Most people don't think DNS is very sexy, but it's critically important to the functioning of the Internet. At its core, the purpose of DNS is to turn a domain that humans can read (example.com) into an IP address that computers can read (220.127.116.11).
If you are a web surfer, when you sign up for Internet service your ISP will give you a pair of IP addresses. Typically you enter these IP addresses into your home router and never think about them again. But, quietly in the background, these IPs are critical to ensuring your Internet service works. They point to what are known as recursive DNS servers. When you type a domain into your browser, or click on a link, your computer queries the IPs of these recursive DNS servers and asks if they know what the IP for a particular domain is. The DNS system then act like a sort of telephone directory mapping domains to IPs.
But it's not that simple and there are many parts to the system. Think of recursive DNS like a cache. Since the total universe of domains and their corresponding IPs is large, recursive DNS servers typically don't store a copy of everything. If a recursive DNS server has had a query for a domain recently, then it can return the corresponding IP from its cache if another request for the same domain comes in later. The length of time a domain is cached by a recursive DNS server is known as the time to live (TTL) and it is specified by the domain's owner.
Unfortunately, many ISPs under-invest in their DNS infrastructure.
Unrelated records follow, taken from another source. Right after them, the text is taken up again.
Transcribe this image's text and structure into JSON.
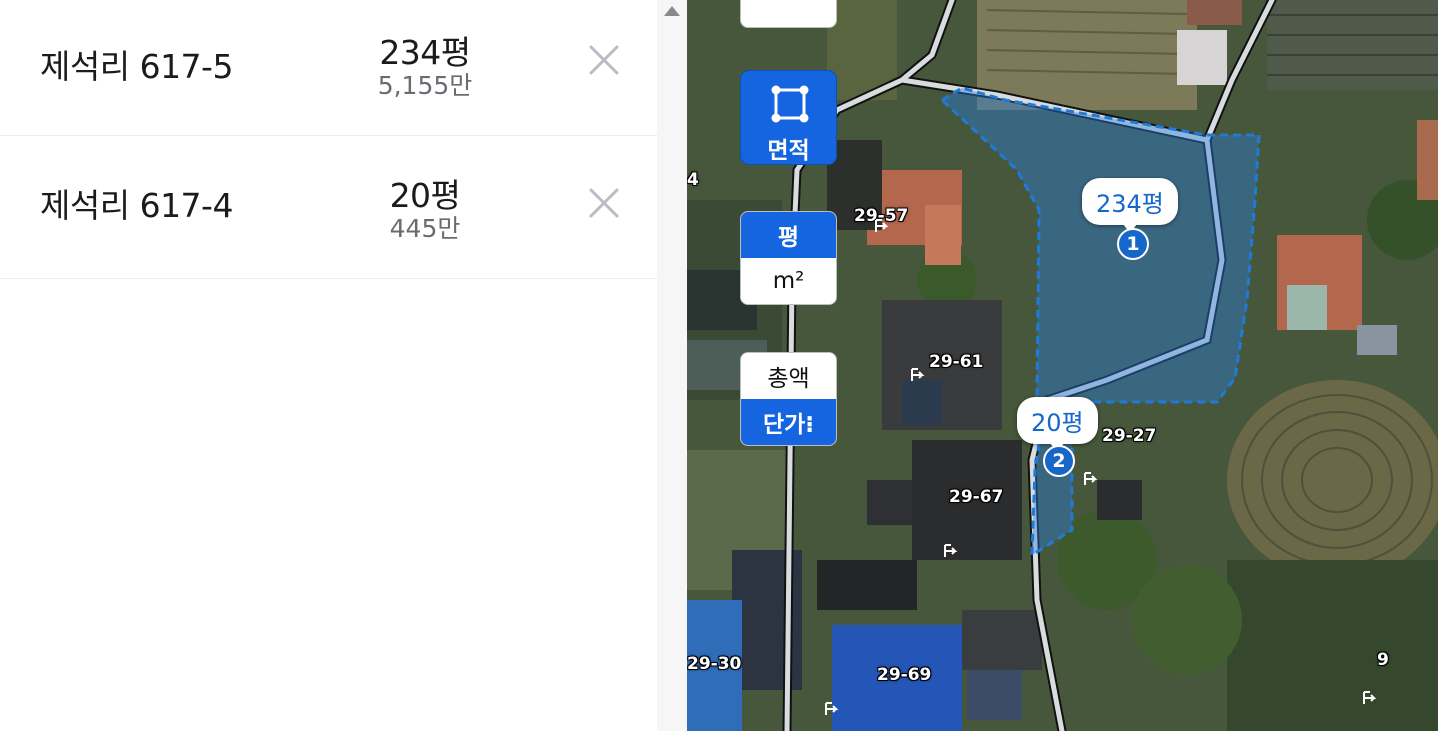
{
  "parcels": [
    {
      "name": "제석리 617-5",
      "size": "234평",
      "price": "5,155만"
    },
    {
      "name": "제석리 617-4",
      "size": "20평",
      "price": "445만"
    }
  ],
  "map": {
    "area_button_label": "면적",
    "unit_toggle": {
      "selected": "평",
      "other": "m²"
    },
    "price_toggle": {
      "unselected": "총액",
      "selected": "단가⁝"
    },
    "callouts": [
      {
        "marker": "1",
        "size": "234평"
      },
      {
        "marker": "2",
        "size": "20평"
      }
    ],
    "lot_labels": [
      "29-57",
      "29-61",
      "29-27",
      "29-67",
      "29-30",
      "29-69",
      "9",
      "4"
    ],
    "accent_color": "#1565e0",
    "selection_color": "#1e7bd8"
  },
  "icons": {
    "remove": "close-icon",
    "scroll": "scroll-up-arrow-icon",
    "area_tool": "polygon-select-icon",
    "lot": "lot-pin-icon"
  }
}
If your browser ever stalls and you see "Resolving example.com..." in the status bar (where "example.com" is the domain of the site you're trying to look up) chances are it means your ISP's DNS is having problems.
A service like OpenDNS replaces your ISP's recursive DNS. While OpenDNS's recursive DNS servers also have two IP addresses (18.104.22.168 & 22.214.171.124) those IP addresses use a technology called Anycast. Anycast allows multiple machines in geographically dispersed locations to answer to the same IP. If you use OpenDNS in California you will get a response from a completely different server than if you use OpenDNS in New York. The fabric of the network itself determines where the request is sent.
Whether OpenDNS or the name servers provided by your ISP, recursive DNS acts as a cache and returns results it already knows. If a recursive DNS provider gets a request for a domain where the IP isn't cached, it retrieves the result from the authoritative DNS server for a particular domain. If recursive DNS servers sit on the "eyeball" side of the network, authoritative DNS servers sit on the "content" side. If you have purchased a domain, what you have really purchased is the right to set the authoritative DNS server for that domain.
Many registrars like GoDaddy, Register.com, or Network Solutions provide authoritative DNS service for domains you register with them. Unfortunately, much like with ISPs and recursive DNS, authoritative DNS is often underinvested in and servers allocated to it are overloaded.
CloudFlare has built one of the most state-of-the-art DNS systems in the world. When you sign up for CloudFlare, we provide you with a set of authoritative DNS servers like lola.ns.cloudflare.com or ben.ns.cloudflare.com. We coined these our "ninja name servers" and even had an artist draw some characters to represent them all.
Thinking of our authoritative DNS servers as "individuals" is actually quite misleading. Just like OpenDNS, we use Anycast to allow multiple servers to respond to any request. What that means is that the set of name servers we give you actually points to clusters of servers in each of the global data centers we run. What that means is not only is your DNS faster because it is located closer to the recursive DNS server making the request, but even if a single server or even a whole data center is knocked offline there will still be many more ninja name servers standing in reserve to pick up the slack.
There are companies that charge big bucks for an Anycasted DNS service like we've built. While we don't make a big deal about ours, it rivals in terms of number of data centers and physical servers answering DNS some of the biggest names in the DNS business. And it's included free with every CloudFlare account.
Cool DNS Tricks
I've been friends with David Ulevitch, the CEO of OpenDNS, since the founding of his company and I was always impressed how they used something as unsexy as DNS to provide real protection of web surfers. If you sign up for the free OpenDNS service, you can get everything from parental controls (keeping your kids from visiting adult content) to anti-malware protection (keeping you from visiting a site that will cause you harm) all through the service's faster recursive DNS.
CloudFlare is similar but where OpenDNS protects web surfers, CloudFlare protects websites. When you sign up for CloudFlare we can act as a proxy service that makes your site twice as fast and protects it from bad people. In order to do that, we needed to build one of the most robust authoritative DNS systems on the planet. We don't talk about it much but, here at the CFHQ, DNS definitely is sexy.